2)  Another problem I was facing is our roof color.  It is an orangey-brown, a color often found on ranches from the 1970s & '80s.  As a new roof (though needed) is not in the budget, I knew that the color I chose would have to work with our existing roof color and with the charcoal roof we hope to replace it with in a few years.

Sorry for the blurry iphone photo!

And finally...

3)  My style is Southern cottage farmhouse with a bit of coastal thrown in.  A white home with black shutters is a classic cottage & farmhouse choice, but as I described in #1 up above, white just wasn't working for me with this home's style & location.  The white wasn't a bad choice, and if I had not been able to figure out what I wanted instead, I might have just repainted it the same white color.  But I had a hunch that gray, the go-to color for the New England shingled homes that I adore, might work well for us.  It would provide the needed contrast, would hide dirt better than white, and would be more "us".  But now that I had chosen gray, what gray should I choose?

All paints have undertones.  The easiest way to detect the undertone of your paint color is to hold your paint sample against a piece of bright white paper, in the same type of lighting as the area to be painted.  At first, I thought that I might like a gray with a little blue in it. But because orange & blue are opposites on the color wheel, the orange tones in the roof strongly brought out the blue in the paint samples.  Not what I was going for.  I reviewed my list of desires & limitations: gray color for the siding; dark shutters; must work with both orange/brown roof & future charcoal roof.  Light bulb moment again!  What about a gray with brown or warm undertones and a shutter color with black or brown undertones?  I bought my samples of warm grays, and decided a mid-tone would be best.   As for the shutters, I needed something that would work with brown (current roof), charcoal (future roof), and warm gray (exterior siding).  I also still had to choose the trim, doors, and gutter colors.
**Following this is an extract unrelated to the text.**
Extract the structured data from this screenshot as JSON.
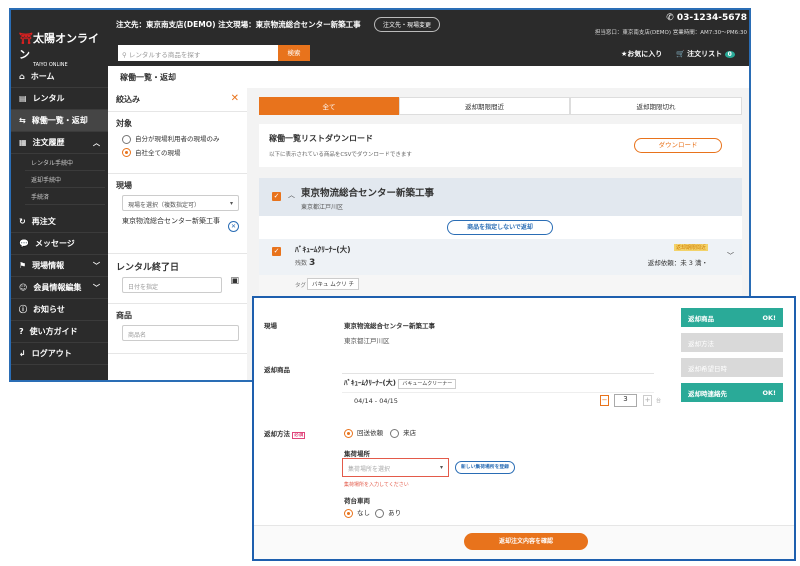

iphone photo again :)

I knew I wanted white trim to contrast with the gray siding.  My go-to white is Benjamin Moore White Dove, and since it is a warm white, I thought it would probably work with my chosen colors.  But after talking to a local paint expert, I learned that white trim is easily washed out in the sun, and so I should choose an off-white or even light gray.  She gave me a few recommendations, and one of the light grays was a clear winner.

I went back & forth on colors for the gutters & the doors.  Should my gutters be the same as the trim color (light gray) which is more traditional, or the same as the shutters to add a little pop?  I drove around my own  & nearby neighborhoods, stalking every ranch house's gutters (& looking like a creeper, I'm sure).  I finally went with my gut & chose the gutter color closest to my shutters for some added pop.
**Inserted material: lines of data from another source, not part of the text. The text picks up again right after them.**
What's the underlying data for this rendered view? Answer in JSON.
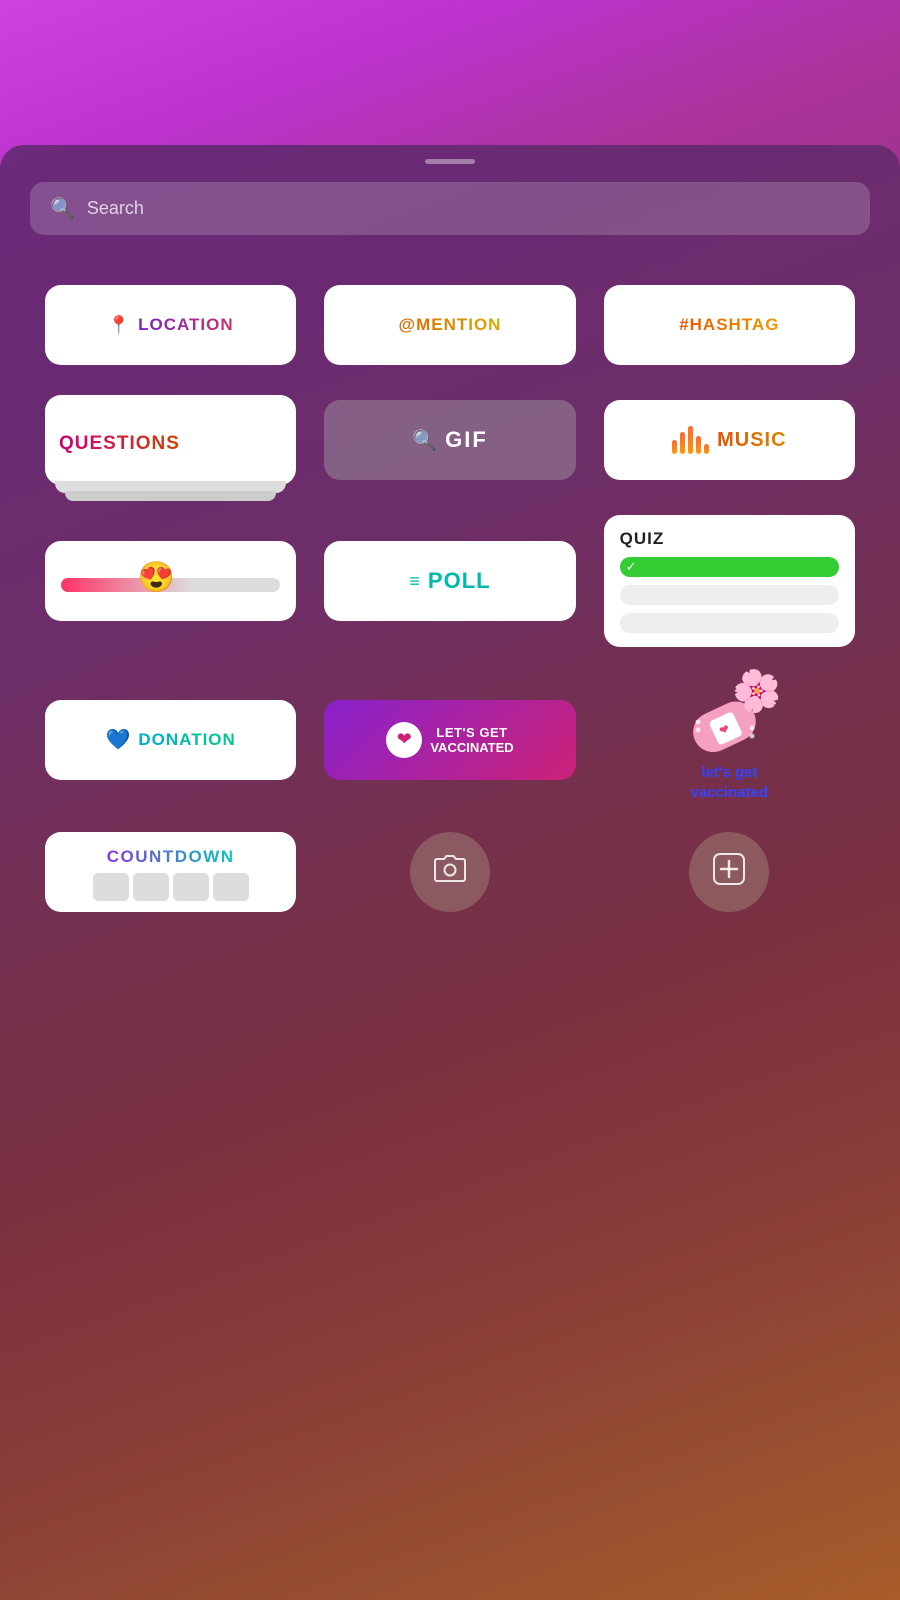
{
  "background": {
    "gradient_desc": "purple-to-orange gradient"
  },
  "search": {
    "placeholder": "Search",
    "icon": "search-icon"
  },
  "stickers": [
    {
      "id": "location",
      "label": "LOCATION",
      "icon": "📍",
      "type": "location"
    },
    {
      "id": "mention",
      "label": "@MENTION",
      "type": "mention"
    },
    {
      "id": "hashtag",
      "label": "#HASHTAG",
      "type": "hashtag"
    },
    {
      "id": "questions",
      "label": "QUESTIONS",
      "type": "questions"
    },
    {
      "id": "gif",
      "label": "GIF",
      "type": "gif"
    },
    {
      "id": "music",
      "label": "MUSIC",
      "type": "music"
    },
    {
      "id": "emoji-slider",
      "label": "",
      "type": "emoji-slider",
      "emoji": "😍"
    },
    {
      "id": "poll",
      "label": "POLL",
      "type": "poll"
    },
    {
      "id": "quiz",
      "label": "QUIZ",
      "type": "quiz"
    },
    {
      "id": "donation",
      "label": "DONATION",
      "type": "donation"
    },
    {
      "id": "vaccinated",
      "label": "LET'S GET VACCINATED",
      "label_top": "LET'S GET",
      "label_bottom": "VACCINATED",
      "type": "vaccinated"
    },
    {
      "id": "vaccinated-sticker",
      "label_line1": "let's get",
      "label_line2": "vaccinated",
      "type": "vaccinated-sticker"
    },
    {
      "id": "countdown",
      "label": "COUNTDOWN",
      "type": "countdown"
    },
    {
      "id": "camera",
      "type": "camera-icon"
    },
    {
      "id": "add-media",
      "type": "add-icon"
    }
  ],
  "bottom_icons": [
    {
      "id": "camera-btn",
      "symbol": "⊙",
      "label": "camera"
    },
    {
      "id": "add-btn",
      "symbol": "⊞",
      "label": "add"
    }
  ]
}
As for the doors, should I go with red (classic farmhouse style), a light aqua (classic beach/Cape Cod), or the dark color I was using for my shutters?  I think they would all look good, but I decided that I wanted the interior of the front door to be the same as the exterior, and I liked how the darker color draws your eye outside when standing in the family room or foyer.  We have a 12 pane glass door, and the darker color acts like a frame for the view.  It was hard to get rid of our Stratton Blue doors, though.  Luckily, my sweet hubby told me that if I change my mind about the door color, he is willing to paint the doors whenever I get a wild hair to do a quick change (which he knows I will definitely do over the course of time)

Final choices revealed in Part 2...